SPENCER – A deeper look into the history of the Wright Brothers will join railroad and automotive exhibits at the N.C. Transportation Museum this December. “The World Aloft – 1908: The Year the Airplane Went Public,” features the history of efforts to make powered flight known worldwide. A full size replica Wright Flyer, period artifacts, models and pieces of the original Wright Flyer, with an amazing history of their own, will all be displayed.
“The World Aloft” celebrates May 14, 1908 as the day the Wright Brothers were first observed by credible witnesses as the official pioneers of flight.

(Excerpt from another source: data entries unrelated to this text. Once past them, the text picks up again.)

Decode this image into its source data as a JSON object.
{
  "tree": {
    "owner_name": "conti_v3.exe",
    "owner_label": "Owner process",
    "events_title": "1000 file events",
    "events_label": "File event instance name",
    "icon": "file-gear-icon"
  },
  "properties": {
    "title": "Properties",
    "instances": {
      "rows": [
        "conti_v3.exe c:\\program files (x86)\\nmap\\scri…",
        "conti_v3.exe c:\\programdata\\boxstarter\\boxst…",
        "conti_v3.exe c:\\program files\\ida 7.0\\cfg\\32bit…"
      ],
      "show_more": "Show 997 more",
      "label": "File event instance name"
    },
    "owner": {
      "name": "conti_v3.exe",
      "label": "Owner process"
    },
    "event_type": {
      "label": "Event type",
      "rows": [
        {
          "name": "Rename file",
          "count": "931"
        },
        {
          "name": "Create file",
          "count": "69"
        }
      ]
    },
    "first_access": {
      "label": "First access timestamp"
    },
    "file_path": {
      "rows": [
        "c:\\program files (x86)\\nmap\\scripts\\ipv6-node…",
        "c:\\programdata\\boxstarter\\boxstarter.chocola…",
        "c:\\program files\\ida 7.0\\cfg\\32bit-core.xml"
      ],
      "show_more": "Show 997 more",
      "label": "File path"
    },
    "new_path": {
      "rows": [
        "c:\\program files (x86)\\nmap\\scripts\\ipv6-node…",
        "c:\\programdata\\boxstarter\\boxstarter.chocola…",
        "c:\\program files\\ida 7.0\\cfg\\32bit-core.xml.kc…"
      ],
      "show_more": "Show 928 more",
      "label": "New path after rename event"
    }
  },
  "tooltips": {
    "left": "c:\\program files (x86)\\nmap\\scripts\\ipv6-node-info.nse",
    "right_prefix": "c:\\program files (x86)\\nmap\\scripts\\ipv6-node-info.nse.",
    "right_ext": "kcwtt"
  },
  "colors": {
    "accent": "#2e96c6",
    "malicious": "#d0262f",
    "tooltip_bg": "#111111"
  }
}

While the first flight took place in 1903, it was five years later that the Wright Brothers returned to Kill Devil Hills, accompanied by reporters, cameramen and others that would make their success known to the world.
Featuring sixteen photo panels, “The World Aloft” was created by East Carolina University Professor of History Dr. Larry Tise and his students. The exhibit features information and misinformation printed by the press as well as national and international public reaction to the Wright Brothers’ accomplishments. It is based on a similar exhibit displayed at the Wright Brothers National Memorial at Kitty Hawk, N.C.
“The World Aloft” will be accompanied by several items on loan from other museums and individuals, the largest of which is a full size replica Wright Flyer. The Wright Brothers Memorial in Kitty Hawk, in support of the exhibit, is loaning the replica to the N.C. Transportation Museum. The Flyer is 21 ft. long and carries a 40 ft. wing span. The 605 lb. replica will provide visitors with an up close view of aviation history.
Two pieces of the original Wright Flyer will also be displayed, on loan from the N.C. Museum of History in Raleigh. The small piece of wood and scrap of silk were recovered after the Wright Flyer was upended by wind and damaged, following the fourth flight Dec. 17, 1903. These pieces are truly historical, but carry an even more fascinating story.
According to the N.C. Museum of History, in 1986, these artifacts were loaned to NASA at the request of Michael Smith, a space shuttle pilot aboard the Challenger. A North Carolina native, Smith wanted to take a piece of the Wright Flyer with him into space. Following the tragic explosion of the Challenger, the fragments of the Wright Flyer were recovered from the wreckage and returned to the N.C. Museum of History. Those same pieces will be displayed at the N.C. Transportation Museum as part of “The World Aloft”.
Artifacts never before seen by the public will also be presented. Rifle targets used by the Wright Brothers during their stay in North Carolina will be loaned to the museum. The targets are owned by Douglas Twiddy, an Outer Banks collector of Wright Brothers memorabilia.
Period artifacts will provide context for the Wright Brothers accomplishments. Everyday items used in 1908 will be displayed, including a 1907 Ford Model R and a “boneshaker” bicycle from the museum’s collection. Salisbury resident Clyde Overcash will provide period furniture, shoes and hats, toys, musical instruments and other household items.
Models of the Wright Flyer and the Hattie Creef, a ship used to carry the Wright Brothers and their flyer from Elizabeth City to the Outer Banks, will be displayed. These models were painstakingly created by Charlotte resident and museum volunteer Carl Baumgart.
Children can enjoy interactive displays, with a chance to create their own cartoon drawing of Wilbur and Orville Wright and the Wright Flyer. A telegraph machine will allow kids to tell the world about the first powered flight.
North Carolina school students have also been involved in this exhibit for several months. In June, the N.C. Transportation Museum began “The World Aloft” Student Competition. Middle and high school children were invited to submit exhibits exploring an aspect of the Wright Brothers first flight. The top three projects will be displayed alongside “The World Aloft”.
“The World Aloft – 1908: The Year the Airplane Went Public” opens Dec. 17, the 106th anniversary of the Wright Brothers’ first flight. Located in the N.C. Transportation Museum’s Bob Julian Roundhouse, the exhibit and all associated items will be displayed through June, 2011.
Contributing sponsors to “The World Aloft” include The Tom Davis Fund, the Charlotte-Douglas International Airport and the Asheville Regional Airport. The sixteen panel “The World Aloft” exhibit will be displayed at Charlotte Douglas Airport, starting July, 2011.
The N.C. Transportation Museum, located in historic Spencer Shops, the former Southern Railway repair facility, is part of the Division of State Historic Sites, Department of Cultural Resources. The museum is located just five minutes off I-85 at Exit 79 in Spencer, N.C., and about an hour from Charlotte, Greensboro or Winston-Salem. Visit www.nctrans.org for more information. The N.C. Department of Cultural Resources is celebrating the 2009 theme of “Treasure N.C. Culture.” For information on the Department of Cultural Resources, call (919) 807-7385 or visit www.ncculture.com.